[DATA FOR REVIEW — start]
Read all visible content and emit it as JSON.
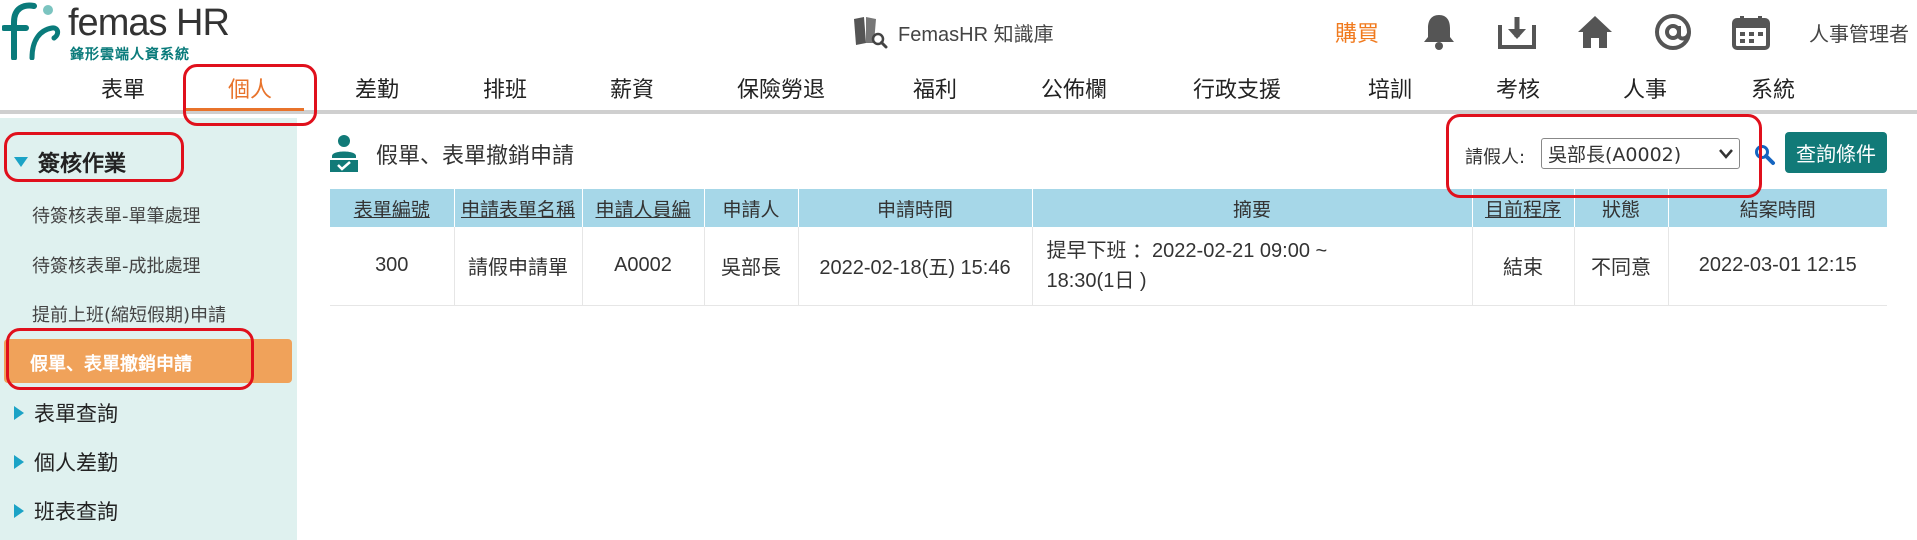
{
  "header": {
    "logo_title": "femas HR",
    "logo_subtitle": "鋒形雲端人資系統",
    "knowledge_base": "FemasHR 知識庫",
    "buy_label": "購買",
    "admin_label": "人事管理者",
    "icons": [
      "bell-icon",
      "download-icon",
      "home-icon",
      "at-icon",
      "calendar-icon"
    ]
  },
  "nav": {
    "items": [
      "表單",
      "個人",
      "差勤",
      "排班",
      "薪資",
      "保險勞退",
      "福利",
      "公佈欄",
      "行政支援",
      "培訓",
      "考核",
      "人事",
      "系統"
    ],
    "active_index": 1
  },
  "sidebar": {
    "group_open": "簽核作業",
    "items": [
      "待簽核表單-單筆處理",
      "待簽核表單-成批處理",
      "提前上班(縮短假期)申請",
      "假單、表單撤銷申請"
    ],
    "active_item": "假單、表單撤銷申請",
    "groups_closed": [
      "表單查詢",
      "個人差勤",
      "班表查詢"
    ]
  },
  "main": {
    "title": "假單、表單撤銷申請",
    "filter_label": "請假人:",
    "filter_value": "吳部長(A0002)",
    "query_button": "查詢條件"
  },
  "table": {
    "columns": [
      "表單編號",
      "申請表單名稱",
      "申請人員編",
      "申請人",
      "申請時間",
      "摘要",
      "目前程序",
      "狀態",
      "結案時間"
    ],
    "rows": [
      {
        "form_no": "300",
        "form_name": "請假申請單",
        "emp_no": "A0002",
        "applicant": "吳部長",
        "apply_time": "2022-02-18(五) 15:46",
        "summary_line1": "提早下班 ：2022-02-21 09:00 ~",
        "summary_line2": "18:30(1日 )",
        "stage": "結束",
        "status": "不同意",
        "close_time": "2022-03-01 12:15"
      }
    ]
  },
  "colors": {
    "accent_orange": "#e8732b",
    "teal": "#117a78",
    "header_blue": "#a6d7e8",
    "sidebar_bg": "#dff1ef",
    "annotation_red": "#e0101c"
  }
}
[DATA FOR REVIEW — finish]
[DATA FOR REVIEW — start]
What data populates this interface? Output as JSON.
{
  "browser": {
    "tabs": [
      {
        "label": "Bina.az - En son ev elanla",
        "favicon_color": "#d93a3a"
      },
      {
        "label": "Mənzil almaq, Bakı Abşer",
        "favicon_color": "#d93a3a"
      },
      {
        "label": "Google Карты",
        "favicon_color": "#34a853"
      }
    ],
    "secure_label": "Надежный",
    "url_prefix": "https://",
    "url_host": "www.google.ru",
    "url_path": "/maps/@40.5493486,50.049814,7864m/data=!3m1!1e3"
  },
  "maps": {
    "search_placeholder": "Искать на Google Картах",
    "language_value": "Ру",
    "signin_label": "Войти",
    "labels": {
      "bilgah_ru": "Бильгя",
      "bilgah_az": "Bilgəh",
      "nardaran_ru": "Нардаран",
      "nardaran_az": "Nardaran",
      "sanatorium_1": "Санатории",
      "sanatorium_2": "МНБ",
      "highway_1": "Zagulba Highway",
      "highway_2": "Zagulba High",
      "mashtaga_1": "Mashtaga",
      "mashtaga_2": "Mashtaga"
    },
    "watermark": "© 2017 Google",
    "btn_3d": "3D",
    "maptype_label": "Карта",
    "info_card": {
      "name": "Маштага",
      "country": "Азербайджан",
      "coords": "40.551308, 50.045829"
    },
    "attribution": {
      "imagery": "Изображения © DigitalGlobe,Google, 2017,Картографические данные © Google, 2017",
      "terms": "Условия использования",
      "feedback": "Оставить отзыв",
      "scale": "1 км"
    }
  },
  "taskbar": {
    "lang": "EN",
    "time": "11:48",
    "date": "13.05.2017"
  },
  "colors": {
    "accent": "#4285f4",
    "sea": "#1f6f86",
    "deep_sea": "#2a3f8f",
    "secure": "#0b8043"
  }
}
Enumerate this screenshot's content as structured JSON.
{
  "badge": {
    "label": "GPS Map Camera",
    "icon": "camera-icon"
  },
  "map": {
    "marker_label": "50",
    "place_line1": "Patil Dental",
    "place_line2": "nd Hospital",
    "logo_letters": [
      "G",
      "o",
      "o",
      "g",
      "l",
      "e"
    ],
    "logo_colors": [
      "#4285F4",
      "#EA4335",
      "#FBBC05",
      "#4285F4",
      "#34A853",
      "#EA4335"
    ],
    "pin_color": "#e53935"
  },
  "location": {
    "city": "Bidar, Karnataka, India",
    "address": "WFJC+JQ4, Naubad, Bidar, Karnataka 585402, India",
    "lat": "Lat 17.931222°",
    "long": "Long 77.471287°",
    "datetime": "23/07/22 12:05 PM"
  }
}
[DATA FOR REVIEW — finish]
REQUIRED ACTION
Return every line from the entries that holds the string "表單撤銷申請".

ANSWER FOR THIS EXERCISE
      "假單、表單撤銷申請"
    "active_item": "假單、表單撤銷申請",
    "title": "假單、表單撤銷申請",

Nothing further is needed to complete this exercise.